“We do not have a Korean ‘big man’ because we do not have many good Korean players,” said We Seong-woo, a coach form Woori Bank Wibee.
“I think it would be right to diminish the proportion of foreigner players slowly and then abolishing the policy.” [Korea Times]
You can read more at the link.
South Korean singer and actress Son Dam-bi poses for the camera during a publicity event for a cable channel program in Seoul on Oct. 27, 2017. (Yonhap)
Female soldiers salute the national flag during a ceremony in Seoul on Sept. 6, 2017, to mark 67th anniversary of the establishment of South Korea’s Women’s Army Corps. (Yonhap)
Actress Gong Seung-yeon poses ahead of an interview with Yonhap News Agency in Seoul on June 30, 2017, Gong stars in tvN’s sci-fi drama “Circle: Two Worlds Connected.” (Yonhap)
This is a horrible experience this Korean mother and daughter just went through:
Surveillance video shows the suspects navy blue BMW 4-door sedan in the parking of the Best Western Hotel in Placentia. (Photo courtesy of Placenita Police Department)
Two women visiting from Korea were robbed and one was beaten unconscious in the parking lot of a Placentia hotel on Friday, June 16, authorities said.

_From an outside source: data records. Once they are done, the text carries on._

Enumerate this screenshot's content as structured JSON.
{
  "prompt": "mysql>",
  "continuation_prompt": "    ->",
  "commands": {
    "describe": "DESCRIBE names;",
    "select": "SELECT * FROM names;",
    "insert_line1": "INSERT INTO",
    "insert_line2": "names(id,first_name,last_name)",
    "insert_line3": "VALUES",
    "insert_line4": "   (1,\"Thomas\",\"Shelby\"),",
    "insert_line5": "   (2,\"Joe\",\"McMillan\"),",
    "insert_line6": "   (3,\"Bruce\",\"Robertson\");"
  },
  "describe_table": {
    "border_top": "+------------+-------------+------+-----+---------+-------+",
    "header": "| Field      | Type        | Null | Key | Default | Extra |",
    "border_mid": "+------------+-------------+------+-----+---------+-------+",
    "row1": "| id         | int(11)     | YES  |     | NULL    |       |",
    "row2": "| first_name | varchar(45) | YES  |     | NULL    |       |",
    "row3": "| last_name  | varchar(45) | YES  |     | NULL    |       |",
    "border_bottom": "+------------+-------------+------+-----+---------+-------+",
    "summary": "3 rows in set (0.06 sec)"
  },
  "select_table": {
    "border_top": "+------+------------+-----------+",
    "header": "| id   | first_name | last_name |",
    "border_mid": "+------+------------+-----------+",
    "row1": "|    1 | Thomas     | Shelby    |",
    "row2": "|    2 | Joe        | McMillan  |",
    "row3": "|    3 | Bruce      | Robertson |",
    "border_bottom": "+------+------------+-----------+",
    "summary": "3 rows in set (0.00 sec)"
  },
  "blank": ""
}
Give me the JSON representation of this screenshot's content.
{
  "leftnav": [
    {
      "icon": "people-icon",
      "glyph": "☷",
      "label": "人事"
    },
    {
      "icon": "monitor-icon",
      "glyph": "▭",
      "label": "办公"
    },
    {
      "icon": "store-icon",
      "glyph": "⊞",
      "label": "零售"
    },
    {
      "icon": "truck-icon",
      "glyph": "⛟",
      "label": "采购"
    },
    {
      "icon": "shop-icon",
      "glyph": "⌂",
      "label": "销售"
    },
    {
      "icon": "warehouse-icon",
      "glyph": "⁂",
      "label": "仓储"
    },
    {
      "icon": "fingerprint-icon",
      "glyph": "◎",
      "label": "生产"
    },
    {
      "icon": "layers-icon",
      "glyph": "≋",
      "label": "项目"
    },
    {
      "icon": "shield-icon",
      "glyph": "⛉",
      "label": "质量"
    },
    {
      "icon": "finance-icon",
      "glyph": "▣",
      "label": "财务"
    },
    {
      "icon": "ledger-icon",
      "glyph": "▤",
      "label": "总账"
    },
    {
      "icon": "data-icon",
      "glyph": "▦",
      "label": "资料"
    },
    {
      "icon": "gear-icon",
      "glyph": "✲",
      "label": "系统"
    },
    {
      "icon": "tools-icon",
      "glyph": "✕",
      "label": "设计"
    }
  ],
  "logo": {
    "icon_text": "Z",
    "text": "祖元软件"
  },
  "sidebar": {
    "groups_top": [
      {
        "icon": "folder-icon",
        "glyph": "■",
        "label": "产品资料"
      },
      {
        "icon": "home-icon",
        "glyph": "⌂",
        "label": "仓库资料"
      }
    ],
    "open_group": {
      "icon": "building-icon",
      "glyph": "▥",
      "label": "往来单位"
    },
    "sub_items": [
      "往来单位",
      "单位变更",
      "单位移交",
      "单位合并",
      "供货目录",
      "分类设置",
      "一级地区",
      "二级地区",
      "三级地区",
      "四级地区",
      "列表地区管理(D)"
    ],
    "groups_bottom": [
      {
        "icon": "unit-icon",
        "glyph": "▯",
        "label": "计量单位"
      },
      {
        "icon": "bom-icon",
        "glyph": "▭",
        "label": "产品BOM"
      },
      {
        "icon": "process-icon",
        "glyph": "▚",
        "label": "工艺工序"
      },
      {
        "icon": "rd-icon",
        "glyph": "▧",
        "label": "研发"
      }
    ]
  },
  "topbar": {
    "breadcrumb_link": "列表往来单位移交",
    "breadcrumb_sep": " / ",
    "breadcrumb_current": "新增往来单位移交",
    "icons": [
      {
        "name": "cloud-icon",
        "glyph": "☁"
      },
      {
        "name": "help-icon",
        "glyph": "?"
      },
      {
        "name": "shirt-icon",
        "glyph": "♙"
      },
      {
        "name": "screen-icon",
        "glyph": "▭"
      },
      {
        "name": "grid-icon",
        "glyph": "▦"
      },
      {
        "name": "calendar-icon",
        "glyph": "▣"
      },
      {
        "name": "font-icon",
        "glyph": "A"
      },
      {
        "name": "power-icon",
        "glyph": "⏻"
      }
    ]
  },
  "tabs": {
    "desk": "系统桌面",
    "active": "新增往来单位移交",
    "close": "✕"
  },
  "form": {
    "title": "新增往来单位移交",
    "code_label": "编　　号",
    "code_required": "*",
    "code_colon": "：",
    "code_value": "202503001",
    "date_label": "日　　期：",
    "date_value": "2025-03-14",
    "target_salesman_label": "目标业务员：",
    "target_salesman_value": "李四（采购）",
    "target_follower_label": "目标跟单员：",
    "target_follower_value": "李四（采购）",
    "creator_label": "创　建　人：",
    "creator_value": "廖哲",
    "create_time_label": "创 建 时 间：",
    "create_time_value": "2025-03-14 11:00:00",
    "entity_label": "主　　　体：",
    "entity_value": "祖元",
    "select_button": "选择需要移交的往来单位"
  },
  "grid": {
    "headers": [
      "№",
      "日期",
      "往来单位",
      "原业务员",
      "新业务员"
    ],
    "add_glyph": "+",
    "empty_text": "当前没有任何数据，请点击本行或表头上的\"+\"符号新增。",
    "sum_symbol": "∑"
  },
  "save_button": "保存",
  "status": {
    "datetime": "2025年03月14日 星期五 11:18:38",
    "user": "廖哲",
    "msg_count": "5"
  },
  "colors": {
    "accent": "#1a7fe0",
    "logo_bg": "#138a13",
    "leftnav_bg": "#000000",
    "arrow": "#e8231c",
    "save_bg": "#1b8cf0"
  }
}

Placentia police officers were dispatched to the Best Western motel, 118 E. Orangethorpe Ave., about 9:30 p.m. When officers arrived, they found a 55-year-old woman on the ground with signs of trauma and a 25-year-old woman unharmed. The women were a mother and daughter visiting from Korea, according to Sgt. Bryce Angel of the Placentia Police Department.
When the two women arrived at their hotel, a navy blue 4-door sedan parked next to their car. Two men got out of the car and one person stayed behind the wheel, Angel said. One man attempted to grab the mother’s purse, which she had slung over her shoulder. The man tried to violently rip the purse from her, but the woman put up a struggle.
As they wrestled over the purse, the other man pointed a handgun at the woman. The suspects pushed the older woman to the ground and were able to get the purse away from her, Angel said.
The suspects continued to punch and kick the victim, who was lying on the ground, until she lost consciousness. The daughter was not physically harmed, Angel said. [OC Register]
You can read more at the link as well as watch video about this assault at this link.
Models display cool pants ahead of the upcoming summer season at a Lotte Mart outlet in Seoul on May 11, 2017. (Yonhap)
Jeong Yoo-min, who stars in the new SBS TV sitcom “Strong Family,” poses during a showcase at the SBS headquarters in Seoul on Feb. 16, 2017. The drama’s first episode is scheduled to be aired on Feb. 22. (Yonhap)